Was Crutchlow’s slump in the second half of the season related to the contract negotiations which saw him end up at Ducati? Crutchlow himself is adamant that it was not. Speculation over his future started early on in the season, when rumors first emerged that Yamaha had signed Pol Espargaro for 2014 at the first race of 2013 in Qatar.

Ducati spent the spring and early summer courting Crutchlow, eventually signing him up after Laguna Seca. Given that Crutchlow had a strong first half of the year and weaker second half, the uncertainty surrounding his contract situation appears not to have had much effect on the Englishman. He faces a much tougher challenge in 2014, however, when he actually has to ride the Ducati.

High Point:

Rating the Riders of MotoGP: Cal Crutchlow – 8/10 Saturday Silverstone British GP MotoGP Scott Jones 06 635x423

The trip to Holland and Germany would prove to be the high point of Cal Crutchlow’s season. Though he could not quite stick with Valentino Rossi, he fought a fierce battle with Marc Marquez for most of the race at Assen.

Two weeks later, Crutchlow went one better, keeping Marquez in sight for a large part of the race at the Sachsenring, but not quite having the pace to match him.

Low Point:

Rating the Riders of MotoGP: Cal Crutchlow – 8/10 Sunday Silverstone British GP MotoGP Scott Jones 22 635x423

Cal Crutchlow’s season started to go south in Germany. The crash at the Sachsenring badly damaged his forearms, and though he had an excellent race, it would be his last podium of the year. Struggling at Laguna Seca and Indianapolis, he vowed to make amends at Silverstone.

A crash during warm up put an end to any hopes of a podium, Crutchlow limping home in seventh, 26 seconds behind the winner, Jorge Lorenzo. One year he will have a strong race at Silverstone, but 2013 was not that year.

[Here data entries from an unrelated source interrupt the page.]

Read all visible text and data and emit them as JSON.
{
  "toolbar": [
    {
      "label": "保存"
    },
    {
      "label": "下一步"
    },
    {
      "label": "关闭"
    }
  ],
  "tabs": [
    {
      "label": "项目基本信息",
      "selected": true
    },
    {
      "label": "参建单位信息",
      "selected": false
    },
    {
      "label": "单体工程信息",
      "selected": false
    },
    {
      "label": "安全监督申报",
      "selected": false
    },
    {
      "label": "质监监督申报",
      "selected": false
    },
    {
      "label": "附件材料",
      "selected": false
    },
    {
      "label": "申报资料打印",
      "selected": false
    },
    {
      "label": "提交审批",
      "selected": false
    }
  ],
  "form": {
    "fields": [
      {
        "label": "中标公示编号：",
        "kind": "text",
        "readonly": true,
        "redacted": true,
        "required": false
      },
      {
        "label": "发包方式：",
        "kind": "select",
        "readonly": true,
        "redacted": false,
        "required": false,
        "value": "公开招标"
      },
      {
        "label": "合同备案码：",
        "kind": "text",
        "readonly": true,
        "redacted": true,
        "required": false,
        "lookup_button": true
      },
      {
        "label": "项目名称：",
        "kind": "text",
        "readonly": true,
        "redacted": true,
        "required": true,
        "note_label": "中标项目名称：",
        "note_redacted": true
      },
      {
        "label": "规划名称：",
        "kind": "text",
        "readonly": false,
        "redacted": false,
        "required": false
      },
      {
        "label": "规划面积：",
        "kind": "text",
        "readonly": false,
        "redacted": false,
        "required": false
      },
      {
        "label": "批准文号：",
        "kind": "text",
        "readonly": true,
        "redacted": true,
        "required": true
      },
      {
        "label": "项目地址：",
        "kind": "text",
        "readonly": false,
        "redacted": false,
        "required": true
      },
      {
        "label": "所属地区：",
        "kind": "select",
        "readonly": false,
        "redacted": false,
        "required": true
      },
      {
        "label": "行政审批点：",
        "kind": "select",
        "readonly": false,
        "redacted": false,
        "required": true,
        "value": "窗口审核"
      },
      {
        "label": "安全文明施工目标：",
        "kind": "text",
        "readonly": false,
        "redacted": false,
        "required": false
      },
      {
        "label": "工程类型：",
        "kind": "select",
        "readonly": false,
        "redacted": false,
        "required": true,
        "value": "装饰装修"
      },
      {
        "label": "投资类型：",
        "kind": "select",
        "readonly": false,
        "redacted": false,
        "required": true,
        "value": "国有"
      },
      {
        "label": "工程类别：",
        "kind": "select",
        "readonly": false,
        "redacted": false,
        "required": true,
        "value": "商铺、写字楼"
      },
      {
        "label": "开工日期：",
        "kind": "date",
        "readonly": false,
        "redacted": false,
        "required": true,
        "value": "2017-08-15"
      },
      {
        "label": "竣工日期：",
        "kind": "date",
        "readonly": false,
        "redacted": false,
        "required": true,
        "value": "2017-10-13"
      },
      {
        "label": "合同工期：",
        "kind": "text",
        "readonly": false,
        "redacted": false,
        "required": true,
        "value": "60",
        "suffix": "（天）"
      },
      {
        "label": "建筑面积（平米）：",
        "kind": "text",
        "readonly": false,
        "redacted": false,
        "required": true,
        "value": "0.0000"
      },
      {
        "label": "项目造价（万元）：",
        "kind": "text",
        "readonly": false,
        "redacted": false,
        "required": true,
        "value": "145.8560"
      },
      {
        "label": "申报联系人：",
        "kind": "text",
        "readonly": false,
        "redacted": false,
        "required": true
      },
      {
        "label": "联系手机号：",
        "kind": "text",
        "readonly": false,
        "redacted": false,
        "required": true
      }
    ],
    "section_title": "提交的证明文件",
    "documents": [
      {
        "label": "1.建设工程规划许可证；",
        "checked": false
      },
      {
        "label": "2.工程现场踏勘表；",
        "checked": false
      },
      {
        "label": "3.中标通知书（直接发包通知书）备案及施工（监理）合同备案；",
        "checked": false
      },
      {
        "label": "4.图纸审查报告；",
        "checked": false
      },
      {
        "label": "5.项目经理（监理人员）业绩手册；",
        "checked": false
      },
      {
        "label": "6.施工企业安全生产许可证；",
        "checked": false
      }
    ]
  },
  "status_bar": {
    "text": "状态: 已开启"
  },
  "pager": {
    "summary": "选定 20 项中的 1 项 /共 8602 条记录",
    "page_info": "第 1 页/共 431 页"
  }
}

Photos: © 2013 Scott Jones / Scott Jones Photography – All Rights Reserved

This article was originally published on MotoMatters, and is republished here on Asphalt & Rubber with permission by the author.


  1. vman says:

    So who gets the 1 out of 10 ? should be an interesting read.

  2. chaz michael michaels says:

    Spies’ 2013 season probably gets a 1, maybe even a donut.

    His season was a disaster of epic proportion.

    When he does come back he forgets how to ride the damn bike, gooses it with no traction control on,…poof! career over.

  3. vman says:

    To be fair to Ben, he was on a GP13 ..but yeah not a great season.

  4. Jw says:

    Hayden will have some fun against Ducati in 14. Cal will be good for Ducati, someone’s gotta do it.

  5. “Spies’ 2013 season probably gets a 1, maybe even a donut. ”

    I’d be kind to him and add a coffee to wash it down. Boy, what a sucky end to his career. A shame, too; I like the guy.

  6. paulus says:

    I enjoyed watching Cal this season… entertaining on and off the track.
    Better than the pre-programmed brand-bots of other teams.
    Go Cal!

  7. L2C says:

    The potential was there for Crutchlow’s career to go out with a poof! this year, too. Good thing he reined it in after he got his ducks all lined up and in order because his body wasn’t going to hold out to the abuse much longer.

    Crutchlow proved the point that he was willing to go over the limit in order to be at the front. Now with his factory ride at Ducati, he doesn’t have to do that anymore. He will find the limit and stay there just like all the other factory riders do. He knows he’s not indestructible. Now it’s up to Ducati/Audi/Gigi to put him at the front, as he’s done playing Superman.